*** Opening of DATA SUPPLIED ***

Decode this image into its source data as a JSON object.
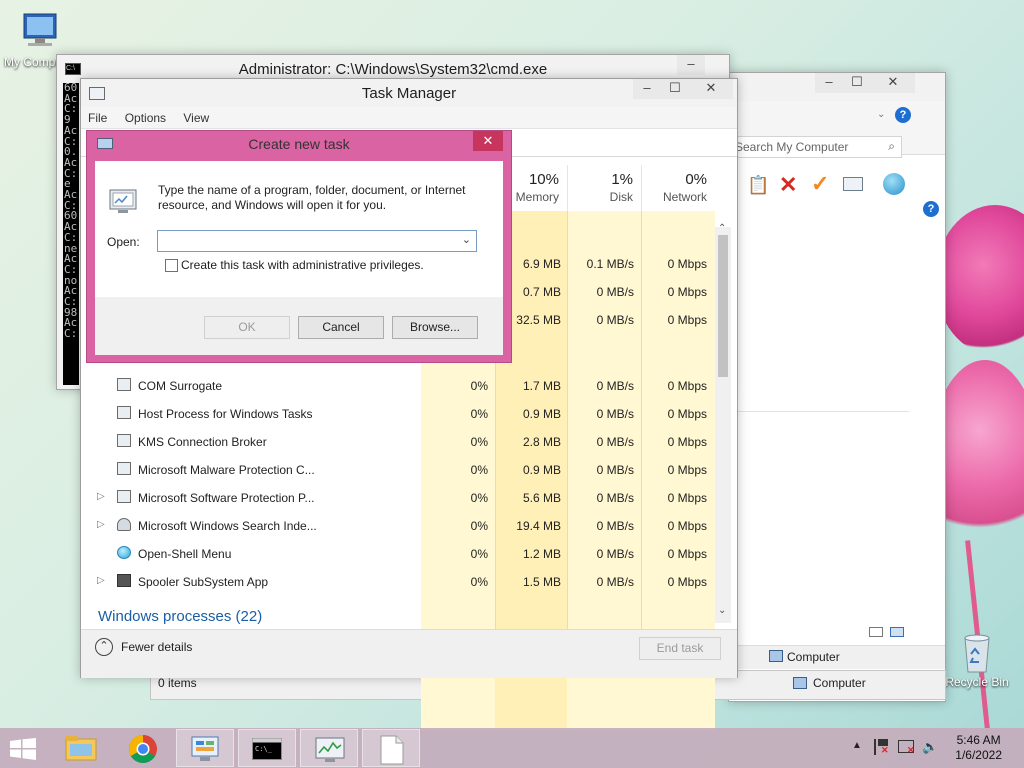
{
  "desktop": {
    "icons": [
      {
        "label": "My Computer",
        "icon": "computer-icon"
      },
      {
        "label": "Recycle Bin",
        "icon": "recycle-bin-icon"
      }
    ]
  },
  "cmd_window": {
    "title": "Administrator: C:\\Windows\\System32\\cmd.exe",
    "text": "60 Ac C:.9 Ac C:0.Ac C:e Ac C:60 Ac C:ne Ac C:no Ac C:98 Ac C:"
  },
  "explorer_window": {
    "search_placeholder": "Search My Computer",
    "status_items": "0 items",
    "computer_label_1": "Computer",
    "computer_label_2": "Computer"
  },
  "task_manager": {
    "title": "Task Manager",
    "menu": [
      "File",
      "Options",
      "View"
    ],
    "columns": [
      {
        "pct": "10%",
        "label": "Memory"
      },
      {
        "pct": "1%",
        "label": "Disk"
      },
      {
        "pct": "0%",
        "label": "Network"
      }
    ],
    "hidden_rows": [
      {
        "memory": "6.9 MB",
        "disk": "0.1 MB/s",
        "network": "0 Mbps"
      },
      {
        "memory": "0.7 MB",
        "disk": "0 MB/s",
        "network": "0 Mbps"
      },
      {
        "memory": "32.5 MB",
        "disk": "0 MB/s",
        "network": "0 Mbps"
      }
    ],
    "processes": [
      {
        "name": "COM Surrogate",
        "cpu": "0%",
        "memory": "1.7 MB",
        "disk": "0 MB/s",
        "network": "0 Mbps",
        "expandable": false
      },
      {
        "name": "Host Process for Windows Tasks",
        "cpu": "0%",
        "memory": "0.9 MB",
        "disk": "0 MB/s",
        "network": "0 Mbps",
        "expandable": false
      },
      {
        "name": "KMS Connection Broker",
        "cpu": "0%",
        "memory": "2.8 MB",
        "disk": "0 MB/s",
        "network": "0 Mbps",
        "expandable": false
      },
      {
        "name": "Microsoft Malware Protection C...",
        "cpu": "0%",
        "memory": "0.9 MB",
        "disk": "0 MB/s",
        "network": "0 Mbps",
        "expandable": false
      },
      {
        "name": "Microsoft Software Protection P...",
        "cpu": "0%",
        "memory": "5.6 MB",
        "disk": "0 MB/s",
        "network": "0 Mbps",
        "expandable": true
      },
      {
        "name": "Microsoft Windows Search Inde...",
        "cpu": "0%",
        "memory": "19.4 MB",
        "disk": "0 MB/s",
        "network": "0 Mbps",
        "expandable": true
      },
      {
        "name": "Open-Shell Menu",
        "cpu": "0%",
        "memory": "1.2 MB",
        "disk": "0 MB/s",
        "network": "0 Mbps",
        "expandable": false
      },
      {
        "name": "Spooler SubSystem App",
        "cpu": "0%",
        "memory": "1.5 MB",
        "disk": "0 MB/s",
        "network": "0 Mbps",
        "expandable": true
      }
    ],
    "section_title": "Windows processes (22)",
    "fewer_details": "Fewer details",
    "end_task": "End task"
  },
  "dialog": {
    "title": "Create new task",
    "description": "Type the name of a program, folder, document, or Internet resource, and Windows will open it for you.",
    "open_label": "Open:",
    "open_value": "",
    "admin_checkbox_label": "Create this task with administrative privileges.",
    "ok_label": "OK",
    "cancel_label": "Cancel",
    "browse_label": "Browse..."
  },
  "taskbar": {
    "time": "5:46 AM",
    "date": "1/6/2022"
  },
  "colors": {
    "dialog_frame": "#d963a3",
    "dialog_close": "#c7355d",
    "link_blue": "#1a5ea8",
    "heat_light": "#fff8d2",
    "heat_medium": "#fff0b8"
  }
}
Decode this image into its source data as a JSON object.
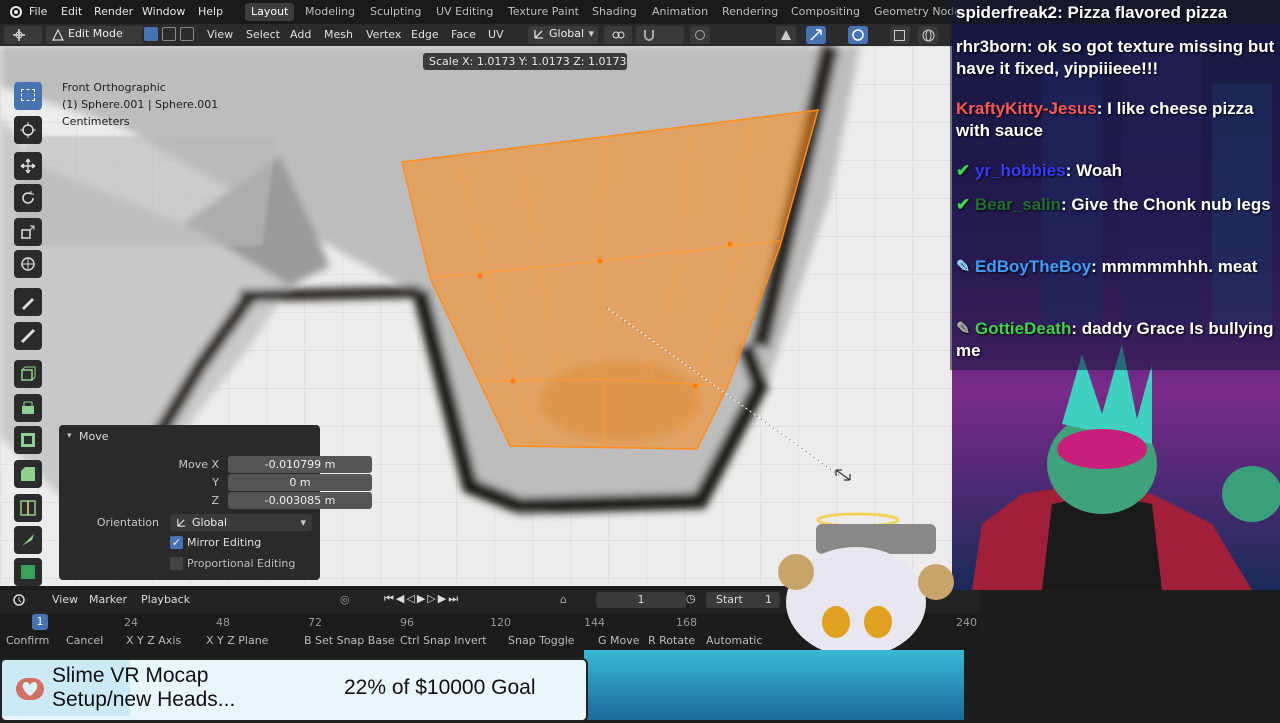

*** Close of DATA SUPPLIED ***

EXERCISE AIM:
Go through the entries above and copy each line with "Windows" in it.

OUTPUT OF THE EXERCISE:
    "title": "Administrator: C:\\Windows\\System32\\cmd.exe",
        "name": "Host Process for Windows Tasks",
        "name": "Microsoft Windows Search Inde...",
    "section_title": "Windows processes (22)",
    "description": "Type the name of a program, folder, document, or Internet resource, and Windows will open it for you.",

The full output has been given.